----- Records shown -----

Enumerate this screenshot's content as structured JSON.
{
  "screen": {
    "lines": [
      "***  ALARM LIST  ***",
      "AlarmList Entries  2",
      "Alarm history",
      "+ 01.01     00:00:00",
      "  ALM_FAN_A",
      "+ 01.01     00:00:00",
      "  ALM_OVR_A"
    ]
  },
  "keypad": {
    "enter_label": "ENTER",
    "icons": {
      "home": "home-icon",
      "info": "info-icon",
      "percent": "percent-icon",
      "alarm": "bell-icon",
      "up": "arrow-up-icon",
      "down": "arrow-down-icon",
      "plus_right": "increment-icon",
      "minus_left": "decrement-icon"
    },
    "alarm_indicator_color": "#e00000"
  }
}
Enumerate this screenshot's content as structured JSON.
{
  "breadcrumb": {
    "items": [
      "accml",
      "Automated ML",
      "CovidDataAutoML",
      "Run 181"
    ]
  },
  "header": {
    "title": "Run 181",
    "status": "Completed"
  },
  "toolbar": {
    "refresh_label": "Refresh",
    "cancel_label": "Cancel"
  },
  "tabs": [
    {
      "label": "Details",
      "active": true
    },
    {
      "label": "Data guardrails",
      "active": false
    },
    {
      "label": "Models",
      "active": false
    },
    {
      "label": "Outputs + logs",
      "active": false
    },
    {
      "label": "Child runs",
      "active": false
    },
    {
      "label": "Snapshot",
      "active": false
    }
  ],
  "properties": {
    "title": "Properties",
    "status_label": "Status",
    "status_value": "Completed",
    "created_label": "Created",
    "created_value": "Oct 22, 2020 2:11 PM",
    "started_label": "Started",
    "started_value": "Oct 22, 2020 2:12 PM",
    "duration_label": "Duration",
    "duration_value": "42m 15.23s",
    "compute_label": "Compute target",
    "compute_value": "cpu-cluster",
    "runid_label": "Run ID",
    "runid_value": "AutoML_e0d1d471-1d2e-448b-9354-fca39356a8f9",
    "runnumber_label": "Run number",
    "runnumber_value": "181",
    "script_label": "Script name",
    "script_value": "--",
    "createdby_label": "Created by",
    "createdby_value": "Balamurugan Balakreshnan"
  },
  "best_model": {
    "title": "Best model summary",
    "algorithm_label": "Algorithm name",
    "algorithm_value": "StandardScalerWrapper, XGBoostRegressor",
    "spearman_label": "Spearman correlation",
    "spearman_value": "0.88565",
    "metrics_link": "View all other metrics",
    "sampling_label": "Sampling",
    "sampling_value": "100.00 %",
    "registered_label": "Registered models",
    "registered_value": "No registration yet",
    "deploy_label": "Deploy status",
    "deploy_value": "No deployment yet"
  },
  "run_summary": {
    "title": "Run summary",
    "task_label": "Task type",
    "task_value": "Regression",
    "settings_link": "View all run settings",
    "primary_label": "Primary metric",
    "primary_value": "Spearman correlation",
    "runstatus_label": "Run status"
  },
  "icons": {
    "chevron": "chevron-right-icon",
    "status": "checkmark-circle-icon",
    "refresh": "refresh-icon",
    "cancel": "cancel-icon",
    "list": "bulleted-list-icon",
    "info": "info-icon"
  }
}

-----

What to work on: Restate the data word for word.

Solution to the exercise:
Enumerate this screenshot's content as structured JSON.
{
  "screen": {
    "lines": [
      "***  ALARM LIST  ***",
      "AlarmList Entries  2",
      "Alarm history",
      "+ 01.01     00:00:00",
      "  ALM_FAN_A",
      "+ 01.01     00:00:00",
      "  ALM_OVR_A"
    ]
  },
  "keypad": {
    "enter_label": "ENTER",
    "icons": {
      "home": "home-icon",
      "info": "info-icon",
      "percent": "percent-icon",
      "alarm": "bell-icon",
      "up": "arrow-up-icon",
      "down": "arrow-down-icon",
      "plus_right": "increment-icon",
      "minus_left": "decrement-icon"
    },
    "alarm_indicator_color": "#e00000"
  }
}
Enumerate this screenshot's content as structured JSON.
{
  "breadcrumb": {
    "items": [
      "accml",
      "Automated ML",
      "CovidDataAutoML",
      "Run 181"
    ]
  },
  "header": {
    "title": "Run 181",
    "status": "Completed"
  },
  "toolbar": {
    "refresh_label": "Refresh",
    "cancel_label": "Cancel"
  },
  "tabs": [
    {
      "label": "Details",
      "active": true
    },
    {
      "label": "Data guardrails",
      "active": false
    },
    {
      "label": "Models",
      "active": false
    },
    {
      "label": "Outputs + logs",
      "active": false
    },
    {
      "label": "Child runs",
      "active": false
    },
    {
      "label": "Snapshot",
      "active": false
    }
  ],
  "properties": {
    "title": "Properties",
    "status_label": "Status",
    "status_value": "Completed",
    "created_label": "Created",
    "created_value": "Oct 22, 2020 2:11 PM",
    "started_label": "Started",
    "started_value": "Oct 22, 2020 2:12 PM",
    "duration_label": "Duration",
    "duration_value": "42m 15.23s",
    "compute_label": "Compute target",
    "compute_value": "cpu-cluster",
    "runid_label": "Run ID",
    "runid_value": "AutoML_e0d1d471-1d2e-448b-9354-fca39356a8f9",
    "runnumber_label": "Run number",
    "runnumber_value": "181",
    "script_label": "Script name",
    "script_value": "--",
    "createdby_label": "Created by",
    "createdby_value": "Balamurugan Balakreshnan"
  },
  "best_model": {
    "title": "Best model summary",
    "algorithm_label": "Algorithm name",
    "algorithm_value": "StandardScalerWrapper, XGBoostRegressor",
    "spearman_label": "Spearman correlation",
    "spearman_value": "0.88565",
    "metrics_link": "View all other metrics",
    "sampling_label": "Sampling",
    "sampling_value": "100.00 %",
    "registered_label": "Registered models",
    "registered_value": "No registration yet",
    "deploy_label": "Deploy status",
    "deploy_value": "No deployment yet"
  },
  "run_summary": {
    "title": "Run summary",
    "task_label": "Task type",
    "task_value": "Regression",
    "settings_link": "View all run settings",
    "primary_label": "Primary metric",
    "primary_value": "Spearman correlation",
    "runstatus_label": "Run status"
  },
  "icons": {
    "chevron": "chevron-right-icon",
    "status": "checkmark-circle-icon",
    "refresh": "refresh-icon",
    "cancel": "cancel-icon",
    "list": "bulleted-list-icon",
    "info": "info-icon"
  }
}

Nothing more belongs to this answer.